A commenter on Jezebel wrote that we shouldn’t make the story about race, suggesting that doing so made it harder for white people to care about police brutality. Someone on a Facebook thread I started argued that if I was not trying to protect property from looters, I didn’t have a “stake in the game.”
I understand that it’s easier to invest time and emotion in the news stories that obviously affect one’s own life. When bombs exploded at the finish line of the Boston Marathon, when the city where I lived was in lockdown, I felt unable to turn away from the news. The attack felt really close and personal.
I’ve never been to St. Louis, and I will not have to face this kind of violence, overcome severely lacking schools or warn my children against the police, but I’ve had a hard time looking away from the coverage of Michael Brown’s death and the protests and hurt that followed. Because this story should be personal, too.
I don’t live with the systemic racism that is a large part of this story, so when I turn off the news, I have the privilege of tuning it out.
But that doesn’t mean I should.
We shouldn’t have to narrow the scope of the story in order to solicit outrage, and being white shouldn’t prevent outrage about racism. We should all have a stake in this game.
Michael Brown’s death drove to the surface a lot of anger about a lot of racial injustices, including but by no means limited to, profiling and police brutality. It exposes my country’s darker side, the demons that we have not conquered, the demons we haven’t even really tried to fight because it’s more comfortable to ignore
Yes: “We.” This should be a problem for everyone.
You don’t have to be the victim to be outraged. Get out of your comfort zone. Exercise empathy muscles. Be outraged because it’s unacceptable, not because it could happen to you.
I am outraged because as a Jew I believe that I cannot ignore the oppression of others just because things have gotten easier for my people and my family over the decades. We are asked to always remember that we were once slaves and to treat others accordingly.
I am outraged because I remember how uncomfortable it was to be told before a school field trip that any misbehavior in the museum would reflect badly on all Jews everywhere, and the way that information about Michael Brown has been handled by the police, by some parts of the media, and by the Internet reminds me that black boys and men carry a burden that is similar but many times heavier.
I am outraged because as a former journalist, I believe that the rights of freedom of press, freedom of speech, freedom of assembly and redress of grievances should not be corralled and must be protected even, and especially, when protecting them calls into question structures of power and the status quo. Even when it’s scary or difficult. I agree with the police who believe it is part of their job to protect these rights, not with the police who believe it is their job to defend against them.
I am outraged because as a white person, I automatically benefit from systems, perceptions and stereotypes that hurt others, and I’m not okay with that.
I am outraged because as an American I want to live in a country that lives up to the values enshrined in the Constitution.
I am outraged because I believe that everyone’s life is enriched when everyone has opportunities that allow them to reach their full potential.
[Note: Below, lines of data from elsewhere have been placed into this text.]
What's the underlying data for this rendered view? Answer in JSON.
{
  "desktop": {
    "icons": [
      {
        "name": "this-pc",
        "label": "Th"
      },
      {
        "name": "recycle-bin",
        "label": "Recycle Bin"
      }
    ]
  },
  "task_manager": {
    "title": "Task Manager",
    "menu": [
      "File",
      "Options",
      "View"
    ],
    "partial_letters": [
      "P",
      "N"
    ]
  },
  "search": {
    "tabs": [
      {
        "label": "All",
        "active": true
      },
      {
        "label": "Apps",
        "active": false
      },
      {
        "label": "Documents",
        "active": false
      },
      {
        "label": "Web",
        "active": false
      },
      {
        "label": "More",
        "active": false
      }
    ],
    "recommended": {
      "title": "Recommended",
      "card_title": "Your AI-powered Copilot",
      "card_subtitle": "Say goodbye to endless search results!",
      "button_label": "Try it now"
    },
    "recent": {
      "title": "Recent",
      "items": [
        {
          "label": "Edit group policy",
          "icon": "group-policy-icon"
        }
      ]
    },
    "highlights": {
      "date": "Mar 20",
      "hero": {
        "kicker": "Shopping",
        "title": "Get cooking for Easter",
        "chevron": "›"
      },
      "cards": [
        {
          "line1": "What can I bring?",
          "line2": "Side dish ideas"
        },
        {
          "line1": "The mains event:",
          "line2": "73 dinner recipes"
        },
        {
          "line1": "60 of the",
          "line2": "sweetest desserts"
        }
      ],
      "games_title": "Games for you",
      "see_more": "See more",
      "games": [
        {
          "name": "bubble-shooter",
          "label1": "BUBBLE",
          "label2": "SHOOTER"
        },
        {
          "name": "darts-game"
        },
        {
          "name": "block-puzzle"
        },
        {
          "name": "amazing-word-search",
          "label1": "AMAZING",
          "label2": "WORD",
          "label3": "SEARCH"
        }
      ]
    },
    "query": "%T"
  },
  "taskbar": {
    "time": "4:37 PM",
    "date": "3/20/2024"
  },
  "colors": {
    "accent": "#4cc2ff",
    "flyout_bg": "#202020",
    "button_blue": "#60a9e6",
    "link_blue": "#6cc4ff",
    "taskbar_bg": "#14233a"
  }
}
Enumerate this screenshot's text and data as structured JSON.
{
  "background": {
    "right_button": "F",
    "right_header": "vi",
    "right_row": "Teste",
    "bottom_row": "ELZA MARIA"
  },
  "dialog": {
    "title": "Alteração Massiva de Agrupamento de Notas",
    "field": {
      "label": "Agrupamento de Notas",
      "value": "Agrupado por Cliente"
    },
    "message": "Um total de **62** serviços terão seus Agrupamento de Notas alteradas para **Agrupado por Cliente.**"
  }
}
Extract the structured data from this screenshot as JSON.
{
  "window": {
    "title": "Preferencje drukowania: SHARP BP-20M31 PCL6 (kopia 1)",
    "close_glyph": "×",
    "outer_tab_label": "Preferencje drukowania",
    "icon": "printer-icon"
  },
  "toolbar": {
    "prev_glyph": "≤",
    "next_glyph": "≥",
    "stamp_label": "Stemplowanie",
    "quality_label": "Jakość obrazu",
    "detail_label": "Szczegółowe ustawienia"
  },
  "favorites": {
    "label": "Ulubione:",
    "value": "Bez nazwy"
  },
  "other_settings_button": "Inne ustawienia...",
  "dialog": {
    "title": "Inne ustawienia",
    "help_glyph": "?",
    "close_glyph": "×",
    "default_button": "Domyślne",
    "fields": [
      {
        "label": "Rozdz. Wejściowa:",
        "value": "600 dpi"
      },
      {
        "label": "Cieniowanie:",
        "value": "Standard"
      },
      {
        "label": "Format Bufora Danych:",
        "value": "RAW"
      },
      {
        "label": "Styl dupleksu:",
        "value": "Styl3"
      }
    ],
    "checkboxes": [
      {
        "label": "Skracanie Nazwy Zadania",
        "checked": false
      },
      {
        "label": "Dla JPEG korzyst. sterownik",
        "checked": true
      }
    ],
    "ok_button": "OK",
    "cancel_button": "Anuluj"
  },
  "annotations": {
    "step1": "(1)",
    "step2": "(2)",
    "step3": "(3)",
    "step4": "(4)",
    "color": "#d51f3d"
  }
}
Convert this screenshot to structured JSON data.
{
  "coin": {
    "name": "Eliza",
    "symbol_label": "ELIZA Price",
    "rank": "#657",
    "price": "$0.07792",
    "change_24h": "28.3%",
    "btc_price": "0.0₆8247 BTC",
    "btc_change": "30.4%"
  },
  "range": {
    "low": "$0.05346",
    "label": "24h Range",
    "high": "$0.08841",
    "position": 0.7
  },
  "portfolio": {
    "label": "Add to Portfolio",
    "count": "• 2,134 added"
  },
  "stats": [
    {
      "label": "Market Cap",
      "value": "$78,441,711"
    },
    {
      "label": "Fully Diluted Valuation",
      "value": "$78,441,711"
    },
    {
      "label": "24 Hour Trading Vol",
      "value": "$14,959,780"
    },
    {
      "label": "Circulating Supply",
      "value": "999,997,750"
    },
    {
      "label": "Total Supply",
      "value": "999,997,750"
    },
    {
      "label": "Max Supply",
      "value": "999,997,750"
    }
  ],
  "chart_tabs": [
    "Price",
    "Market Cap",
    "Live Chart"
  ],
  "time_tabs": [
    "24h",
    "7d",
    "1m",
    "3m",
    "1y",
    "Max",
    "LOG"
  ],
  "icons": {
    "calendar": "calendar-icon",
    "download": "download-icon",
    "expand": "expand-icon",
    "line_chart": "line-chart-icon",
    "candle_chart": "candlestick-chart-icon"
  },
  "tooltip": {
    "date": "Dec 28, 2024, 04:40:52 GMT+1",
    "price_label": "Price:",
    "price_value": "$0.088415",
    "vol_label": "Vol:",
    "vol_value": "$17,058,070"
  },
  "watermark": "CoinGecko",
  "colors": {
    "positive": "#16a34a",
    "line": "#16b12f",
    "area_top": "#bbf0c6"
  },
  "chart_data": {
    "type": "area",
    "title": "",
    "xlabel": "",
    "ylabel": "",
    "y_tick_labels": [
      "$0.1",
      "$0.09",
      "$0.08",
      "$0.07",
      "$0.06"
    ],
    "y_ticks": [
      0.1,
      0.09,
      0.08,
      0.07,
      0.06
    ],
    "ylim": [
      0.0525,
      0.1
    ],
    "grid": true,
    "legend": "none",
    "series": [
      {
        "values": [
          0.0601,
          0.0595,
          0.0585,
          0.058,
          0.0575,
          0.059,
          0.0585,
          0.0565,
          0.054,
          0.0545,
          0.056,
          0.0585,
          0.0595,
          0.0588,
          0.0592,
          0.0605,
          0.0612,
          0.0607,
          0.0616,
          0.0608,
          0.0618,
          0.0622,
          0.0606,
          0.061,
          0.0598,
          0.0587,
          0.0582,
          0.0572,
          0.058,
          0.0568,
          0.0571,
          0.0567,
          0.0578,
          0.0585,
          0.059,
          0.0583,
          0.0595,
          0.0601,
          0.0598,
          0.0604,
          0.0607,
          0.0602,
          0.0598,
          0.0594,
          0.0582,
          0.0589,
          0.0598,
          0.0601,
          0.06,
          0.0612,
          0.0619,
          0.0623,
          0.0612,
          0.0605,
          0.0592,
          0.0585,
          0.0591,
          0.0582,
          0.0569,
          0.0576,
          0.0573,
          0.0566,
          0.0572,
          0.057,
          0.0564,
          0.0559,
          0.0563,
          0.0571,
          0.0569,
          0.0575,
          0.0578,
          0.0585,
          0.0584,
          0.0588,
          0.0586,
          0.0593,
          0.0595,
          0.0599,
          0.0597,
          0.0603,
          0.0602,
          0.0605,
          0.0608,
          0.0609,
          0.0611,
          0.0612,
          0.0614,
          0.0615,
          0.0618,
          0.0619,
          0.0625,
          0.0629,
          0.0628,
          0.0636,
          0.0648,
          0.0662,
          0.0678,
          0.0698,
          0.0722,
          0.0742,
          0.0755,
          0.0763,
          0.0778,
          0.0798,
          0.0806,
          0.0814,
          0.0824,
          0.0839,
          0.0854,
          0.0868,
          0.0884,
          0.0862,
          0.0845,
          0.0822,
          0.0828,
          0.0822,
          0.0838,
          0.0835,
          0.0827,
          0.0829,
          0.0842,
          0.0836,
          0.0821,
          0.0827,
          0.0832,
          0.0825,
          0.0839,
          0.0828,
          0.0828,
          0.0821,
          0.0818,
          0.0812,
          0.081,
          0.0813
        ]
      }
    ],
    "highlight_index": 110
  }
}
I believe that the American Dream should not be reserved for those who do not have to overcome poverty or discrimination.
I am outraged because as a human I believe that skin color should not serve as a barrier for entry, that the poor should not be treated as less-than, that failing students should not be dismissed as net losses.
I am outraged because as a human I understand that teenage deaths are tragedies, whatever the cause.
I am outraged because racism even in its most subtle forms should be considered outrageous. Full stop.